If you’ve been writing on a particular subject for some time, you may find yourself running out of fresh ideas. And ChatGPT can help get those creative juices flowing again with some new suggestions.
It can also help you come up with compelling titles for your pieces. Titles are probably one of the trickiest things to conjure up, and it’s so important to get them right because it can seriously influence your click through rate in the search results. It’s something ChatGPT actually does quite well.
Do bear in mind though that your competitors may well be doing the same thing as you with their GPT-assisted content strategy. So take some time to check in on what they’re writing about before you make a start on yours.
And remember to include any geographical instructions. Some content ideas just don’t work cross-border.
Being aware of search intent (or user or audience intent) is hugely important in SEO. It’s all about the purpose of a web search, the reason why someone is searching.
It’s important because Google wants to provide its users with the most relevant content for their query.

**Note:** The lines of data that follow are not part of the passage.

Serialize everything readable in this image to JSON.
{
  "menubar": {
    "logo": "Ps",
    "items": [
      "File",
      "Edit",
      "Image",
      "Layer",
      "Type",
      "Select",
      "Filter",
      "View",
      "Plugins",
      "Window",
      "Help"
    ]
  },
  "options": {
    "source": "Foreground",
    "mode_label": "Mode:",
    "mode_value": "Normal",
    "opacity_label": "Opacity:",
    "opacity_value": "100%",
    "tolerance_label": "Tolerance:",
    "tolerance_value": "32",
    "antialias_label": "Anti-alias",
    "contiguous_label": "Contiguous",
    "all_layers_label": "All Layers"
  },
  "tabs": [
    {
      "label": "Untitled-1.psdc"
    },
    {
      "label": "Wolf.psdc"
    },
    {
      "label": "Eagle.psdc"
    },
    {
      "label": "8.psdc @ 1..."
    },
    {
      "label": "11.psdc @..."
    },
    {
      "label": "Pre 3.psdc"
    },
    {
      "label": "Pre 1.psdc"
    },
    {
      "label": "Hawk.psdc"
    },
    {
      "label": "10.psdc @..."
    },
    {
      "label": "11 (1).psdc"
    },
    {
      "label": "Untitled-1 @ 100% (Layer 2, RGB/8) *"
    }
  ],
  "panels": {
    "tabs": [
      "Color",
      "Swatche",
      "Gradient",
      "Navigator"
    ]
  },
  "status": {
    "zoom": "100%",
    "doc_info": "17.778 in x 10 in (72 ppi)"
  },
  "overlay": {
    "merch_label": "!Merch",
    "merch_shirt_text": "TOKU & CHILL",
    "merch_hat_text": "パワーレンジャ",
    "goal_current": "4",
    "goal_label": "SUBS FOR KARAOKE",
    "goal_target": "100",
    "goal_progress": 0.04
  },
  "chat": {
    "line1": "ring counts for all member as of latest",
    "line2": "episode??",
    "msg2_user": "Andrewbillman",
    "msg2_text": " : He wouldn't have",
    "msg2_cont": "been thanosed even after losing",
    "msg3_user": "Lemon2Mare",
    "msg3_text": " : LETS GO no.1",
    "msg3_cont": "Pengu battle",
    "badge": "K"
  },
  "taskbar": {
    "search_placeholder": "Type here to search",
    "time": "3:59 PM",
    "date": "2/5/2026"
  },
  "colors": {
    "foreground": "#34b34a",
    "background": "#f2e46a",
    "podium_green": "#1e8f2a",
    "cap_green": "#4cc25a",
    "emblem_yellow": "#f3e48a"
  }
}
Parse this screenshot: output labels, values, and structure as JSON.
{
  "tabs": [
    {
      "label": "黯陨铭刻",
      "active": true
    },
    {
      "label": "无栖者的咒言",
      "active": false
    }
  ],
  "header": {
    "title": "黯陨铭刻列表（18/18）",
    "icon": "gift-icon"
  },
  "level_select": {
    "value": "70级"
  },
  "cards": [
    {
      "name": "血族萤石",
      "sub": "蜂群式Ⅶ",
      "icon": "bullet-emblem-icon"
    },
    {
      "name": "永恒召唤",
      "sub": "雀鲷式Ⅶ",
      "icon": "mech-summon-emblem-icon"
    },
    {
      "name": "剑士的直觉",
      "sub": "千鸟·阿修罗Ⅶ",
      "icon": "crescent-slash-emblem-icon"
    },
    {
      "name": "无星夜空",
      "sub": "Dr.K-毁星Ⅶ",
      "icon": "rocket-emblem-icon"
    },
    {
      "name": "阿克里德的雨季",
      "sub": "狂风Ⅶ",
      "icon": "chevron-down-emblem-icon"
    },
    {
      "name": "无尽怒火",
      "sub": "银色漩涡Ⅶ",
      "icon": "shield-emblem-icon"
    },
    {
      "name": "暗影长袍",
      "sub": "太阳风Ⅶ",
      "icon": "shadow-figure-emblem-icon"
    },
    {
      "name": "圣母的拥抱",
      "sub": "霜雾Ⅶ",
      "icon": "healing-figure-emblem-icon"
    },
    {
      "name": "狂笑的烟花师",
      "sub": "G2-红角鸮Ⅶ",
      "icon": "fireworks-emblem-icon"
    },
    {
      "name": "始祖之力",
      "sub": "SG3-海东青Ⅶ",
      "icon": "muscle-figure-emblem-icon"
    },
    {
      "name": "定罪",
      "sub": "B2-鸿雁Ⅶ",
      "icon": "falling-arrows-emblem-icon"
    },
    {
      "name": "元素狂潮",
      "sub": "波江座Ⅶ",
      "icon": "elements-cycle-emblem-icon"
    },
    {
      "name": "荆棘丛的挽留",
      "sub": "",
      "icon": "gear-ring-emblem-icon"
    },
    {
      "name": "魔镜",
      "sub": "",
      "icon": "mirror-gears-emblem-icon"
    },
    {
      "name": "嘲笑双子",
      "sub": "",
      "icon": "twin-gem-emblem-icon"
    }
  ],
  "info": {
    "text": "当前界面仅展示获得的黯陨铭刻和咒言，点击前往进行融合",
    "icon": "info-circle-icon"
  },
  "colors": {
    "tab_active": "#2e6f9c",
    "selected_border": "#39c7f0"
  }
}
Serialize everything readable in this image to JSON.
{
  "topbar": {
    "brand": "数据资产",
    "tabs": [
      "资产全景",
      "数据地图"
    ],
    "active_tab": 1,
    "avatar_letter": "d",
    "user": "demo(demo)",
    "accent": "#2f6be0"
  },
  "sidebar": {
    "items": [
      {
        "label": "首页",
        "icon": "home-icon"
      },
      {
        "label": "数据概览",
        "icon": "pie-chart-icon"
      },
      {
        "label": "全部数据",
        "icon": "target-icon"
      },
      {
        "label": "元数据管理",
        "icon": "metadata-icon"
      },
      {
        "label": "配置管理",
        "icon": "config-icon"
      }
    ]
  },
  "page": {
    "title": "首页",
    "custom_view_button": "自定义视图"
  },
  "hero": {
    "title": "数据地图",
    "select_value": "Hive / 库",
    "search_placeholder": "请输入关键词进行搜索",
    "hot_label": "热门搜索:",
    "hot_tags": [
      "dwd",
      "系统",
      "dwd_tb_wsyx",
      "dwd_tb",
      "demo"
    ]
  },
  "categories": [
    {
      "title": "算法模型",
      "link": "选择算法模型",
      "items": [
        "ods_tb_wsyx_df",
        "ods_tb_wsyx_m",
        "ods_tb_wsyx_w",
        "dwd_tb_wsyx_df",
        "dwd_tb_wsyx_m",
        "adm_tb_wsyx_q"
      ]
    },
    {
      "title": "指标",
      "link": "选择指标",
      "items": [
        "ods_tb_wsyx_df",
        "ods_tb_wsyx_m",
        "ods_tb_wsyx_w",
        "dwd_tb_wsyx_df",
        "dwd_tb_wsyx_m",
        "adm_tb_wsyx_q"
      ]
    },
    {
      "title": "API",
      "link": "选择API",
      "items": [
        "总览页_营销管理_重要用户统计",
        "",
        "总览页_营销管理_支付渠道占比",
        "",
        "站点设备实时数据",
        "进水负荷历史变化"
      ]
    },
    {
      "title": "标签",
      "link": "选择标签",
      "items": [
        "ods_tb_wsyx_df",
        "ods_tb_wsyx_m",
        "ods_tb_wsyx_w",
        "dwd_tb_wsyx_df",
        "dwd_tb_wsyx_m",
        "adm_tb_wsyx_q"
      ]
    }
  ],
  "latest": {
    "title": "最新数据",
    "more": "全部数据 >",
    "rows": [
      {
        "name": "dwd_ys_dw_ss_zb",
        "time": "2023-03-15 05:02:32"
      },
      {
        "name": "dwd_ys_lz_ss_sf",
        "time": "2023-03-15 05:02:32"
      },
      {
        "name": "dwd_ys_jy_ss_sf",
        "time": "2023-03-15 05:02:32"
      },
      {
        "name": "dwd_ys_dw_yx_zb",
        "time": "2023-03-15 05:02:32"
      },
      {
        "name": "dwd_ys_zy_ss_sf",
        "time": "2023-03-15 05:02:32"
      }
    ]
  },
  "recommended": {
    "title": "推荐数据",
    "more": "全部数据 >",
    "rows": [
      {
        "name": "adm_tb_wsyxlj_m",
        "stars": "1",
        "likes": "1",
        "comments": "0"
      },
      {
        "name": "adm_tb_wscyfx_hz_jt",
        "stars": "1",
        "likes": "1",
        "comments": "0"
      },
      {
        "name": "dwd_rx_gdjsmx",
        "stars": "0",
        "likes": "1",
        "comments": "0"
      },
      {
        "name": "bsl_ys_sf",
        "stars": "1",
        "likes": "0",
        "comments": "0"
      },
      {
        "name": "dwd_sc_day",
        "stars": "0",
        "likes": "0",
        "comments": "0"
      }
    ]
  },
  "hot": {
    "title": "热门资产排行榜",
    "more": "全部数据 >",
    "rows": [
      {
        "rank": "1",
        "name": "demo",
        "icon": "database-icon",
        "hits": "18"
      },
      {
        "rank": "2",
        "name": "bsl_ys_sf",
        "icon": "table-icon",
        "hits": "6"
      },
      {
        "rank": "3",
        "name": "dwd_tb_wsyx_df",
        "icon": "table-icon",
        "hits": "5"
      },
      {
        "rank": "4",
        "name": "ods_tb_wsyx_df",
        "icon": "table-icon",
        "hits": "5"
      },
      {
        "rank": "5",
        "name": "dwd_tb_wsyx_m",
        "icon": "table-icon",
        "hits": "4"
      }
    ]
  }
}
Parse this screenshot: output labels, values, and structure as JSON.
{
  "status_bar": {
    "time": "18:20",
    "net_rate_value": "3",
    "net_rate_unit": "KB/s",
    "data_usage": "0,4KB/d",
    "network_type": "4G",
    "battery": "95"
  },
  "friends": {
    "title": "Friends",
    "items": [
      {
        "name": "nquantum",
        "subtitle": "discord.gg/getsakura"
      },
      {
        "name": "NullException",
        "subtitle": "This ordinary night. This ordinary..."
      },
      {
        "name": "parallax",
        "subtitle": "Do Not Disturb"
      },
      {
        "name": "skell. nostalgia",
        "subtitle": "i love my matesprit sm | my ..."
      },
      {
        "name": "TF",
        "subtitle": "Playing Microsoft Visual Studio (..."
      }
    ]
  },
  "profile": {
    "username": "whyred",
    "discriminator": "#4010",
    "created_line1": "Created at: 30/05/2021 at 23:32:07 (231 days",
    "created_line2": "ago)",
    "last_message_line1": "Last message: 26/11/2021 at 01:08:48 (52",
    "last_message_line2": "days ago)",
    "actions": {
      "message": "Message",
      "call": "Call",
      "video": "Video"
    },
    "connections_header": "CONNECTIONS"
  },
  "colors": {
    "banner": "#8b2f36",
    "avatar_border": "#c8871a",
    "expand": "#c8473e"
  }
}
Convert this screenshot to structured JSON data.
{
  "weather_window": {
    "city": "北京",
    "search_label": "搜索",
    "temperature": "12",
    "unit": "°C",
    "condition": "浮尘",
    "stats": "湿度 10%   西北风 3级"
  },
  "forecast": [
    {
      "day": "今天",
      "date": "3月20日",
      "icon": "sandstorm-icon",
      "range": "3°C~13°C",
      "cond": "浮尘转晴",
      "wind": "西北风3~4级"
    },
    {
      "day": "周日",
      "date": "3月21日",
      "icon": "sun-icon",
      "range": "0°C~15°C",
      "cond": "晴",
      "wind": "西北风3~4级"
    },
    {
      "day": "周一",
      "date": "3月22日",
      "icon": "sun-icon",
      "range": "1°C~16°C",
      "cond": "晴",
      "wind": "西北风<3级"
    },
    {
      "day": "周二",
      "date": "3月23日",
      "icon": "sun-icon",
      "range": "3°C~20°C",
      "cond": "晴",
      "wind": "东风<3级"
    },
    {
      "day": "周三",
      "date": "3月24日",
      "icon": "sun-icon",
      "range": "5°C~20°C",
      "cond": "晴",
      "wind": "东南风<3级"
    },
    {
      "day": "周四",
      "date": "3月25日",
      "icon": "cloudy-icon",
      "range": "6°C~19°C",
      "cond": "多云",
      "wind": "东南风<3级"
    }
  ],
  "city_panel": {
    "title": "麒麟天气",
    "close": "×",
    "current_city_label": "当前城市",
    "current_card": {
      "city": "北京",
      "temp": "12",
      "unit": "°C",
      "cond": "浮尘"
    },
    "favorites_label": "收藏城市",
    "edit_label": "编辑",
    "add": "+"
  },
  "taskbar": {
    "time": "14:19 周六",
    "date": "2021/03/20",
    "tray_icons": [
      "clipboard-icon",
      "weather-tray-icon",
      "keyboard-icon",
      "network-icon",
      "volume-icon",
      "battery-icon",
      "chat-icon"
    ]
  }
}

That’s why knowing what type of content a user wants to find when they type a particular key phrase into a search engine is so valuable. Once you know what they want, you can go ahead and create it and optimise it for those key phrases.
For example, users seeking information or research on a topic (informational intent) will want informative material with plenty of stats and studies.
Someone looking for a product or service (commercial intent) will want to see perhaps supplier comparison or review type results. And for those ready to make a purchase (transactional intent), they’ll want to land on a page where they can click the buy/enquire/download button.
Users with navigational intent will usually be looking for a particular website or type of website.
Here’s an example…
Classify the following keywords based on search intent in a table with the first column for keyword and the second for search intent: [Keyword list]
ChatGPT and SEO – what’s the verdict?
ChatGPT is a pretty cool piece of technology, and it is set to improve over time. In terms of SEO, there are a good few things it can help with. But at the end of the day, it’s a bot. It’s not human, and we need to remember that.
It’s not going to replace anything a human can do anytime soon, not least an SEO strategist, web developer or content writer.
Here at Figment, we quite like it. Anything that speeds tasks and gives us more time to focus on our clients’ needs is good in our eyes. But it has to be said that ChatGPT comes with a host of limitations, and a great big caveat… needs human intervention.
If you’re looking for a London SEO agency that embraces emerging technologies, but always applies the human touch, talk to Figment. We’re dedicated to the success of our clients’ businesses, and would love to speak to you about boosting your online visibility with a tailored SEO campaign.